Everytime Yelp has an outage or when the site reliability is at risk, the Operations teams calls a DAR. DAR is short for Darwin, our CEO’s dog’s name at the time, who once ate through our network cables and caused a panic when our CEO thought the site had gone down! In her talk, Sophie went through her team’s incident response process, how it is applied and how it can be improved.
She explained the three types of DARs, when each is raised based on the severity of the situation, and the roles that are assigned to people on the team (coordinator, investigators, communicator). She also described the team’s mandatory and blameless post-mortem process, which is a great learning opportunity for the people involved in the incident as well as all engineers at Yelp.
Speakers: David Kiger, Engineering Manager and Bill Hewitt, Engineering Manager
Moderator: Verena Berg, Technical Recruiter
This panel included the heads of our European offices, experienced managers, and diversity advocates who discussed their career paths, leadership, and topics around diversity and inclusion. We had a mix of questions from the moderator and the audience. The panelists shared experiences from their careers, what helped them learn and grow, talked about important people they’ve met along the way, and advice for people in engineering or leadership positions. The audience’s questions were focused on the differences between the HQ office and the European offices and how to further support diversity and inclusion in Hamburg and London.
Speaker: Yenny Cheung, Software Engineer
In one form or another, everyone is biased. These biases help us make decisions based on our past experiences. However, when it comes to interviewing candidates and working with our co-workers, these bias can harm minorities in the workplace if they are not addressed and corrected. Yenny shared with us how affinity bias (the tendency to warm up to people like ourselves) and confirmation bias (seeking out evidence that confirms our initial perceptions) can be a deterrent for us to hire and retain the best people. For these reasons it’s important that we focus on unlearning them. She also shared actionable steps to help overcome them such as acknowledging biases, putting the facts on the table in the evaluation process, and attributing work to the right person.
Microaggressions and how we can promote a more inclusive culture
Speaker: Alina Radu, Security Engineer
Small things can make a big difference. Alina explained what microaggressions are, how they differ from standard aggressions and why are they unhealthy in our personal and professional lives. She covered a few scenarios where seemingly innocent questions could be perceived differently from intended.
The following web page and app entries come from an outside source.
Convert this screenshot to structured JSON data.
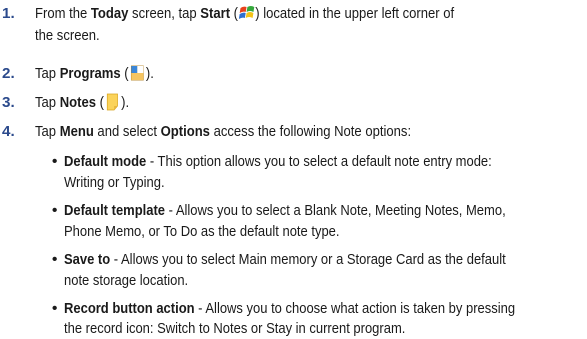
{
  "steps": [
    {
      "number": "1.",
      "line1": {
        "pre": "From the ",
        "b1": "Today",
        "mid": " screen, tap ",
        "b2": "Start",
        "open": " (",
        "icon": "windows-start-icon",
        "close": ") located in the upper left corner of"
      },
      "line2": "the screen."
    },
    {
      "number": "2.",
      "pre": "Tap ",
      "bold": "Programs",
      "open": " (",
      "icon": "programs-icon",
      "close": ")."
    },
    {
      "number": "3.",
      "pre": "Tap ",
      "bold": "Notes",
      "open": " (",
      "icon": "notes-icon",
      "close": ")."
    },
    {
      "number": "4.",
      "pre": "Tap ",
      "b1": "Menu",
      "mid": " and select ",
      "b2": "Options",
      "post": " access the following Note options:"
    }
  ],
  "options": [
    {
      "dot": "•",
      "title": "Default mode",
      "text1": " - This option allows you to select a default note entry mode:",
      "text2": "Writing or Typing."
    },
    {
      "dot": "•",
      "title": "Default template",
      "text1": " - Allows you to select a Blank Note, Meeting Notes, Memo,",
      "text2": "Phone Memo, or To Do as the default note type."
    },
    {
      "dot": "•",
      "title": "Save to",
      "text1": " - Allows you to select Main memory or a Storage Card as the default",
      "text2": "note storage location."
    },
    {
      "dot": "•",
      "title": "Record button action",
      "text1": " - Allows you to choose what action is taken by pressing",
      "text2": "the record icon: Switch to Notes or Stay in current program."
    }
  ],
  "colors": {
    "number": "#2b4a8c",
    "text": "#1a1a1a"
  }
}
She then discussed the impact of this behaviour and addressed topics like impostor syndrome and psychological safety.
Alina encouraged the audience to chime in during the talk and transformed it into a fruitful discussion where people shared personal experiences and lessons.
Our Awesome Women in Engineering employee resource group (AWE) aims to build a strong community for women in tech and their allies at Yelp by facilitating professional career building activities, networking, leadership and mentorship opportunities. The AWE Summit in Europe acted as a professional amplifier and offered networking opportunities for AWE members. At the same time, it strengthened the offices’ commitment to create an inclusive culture for all employees. Check out our website if you wish to know more about how Yelp supports women in tech to grow!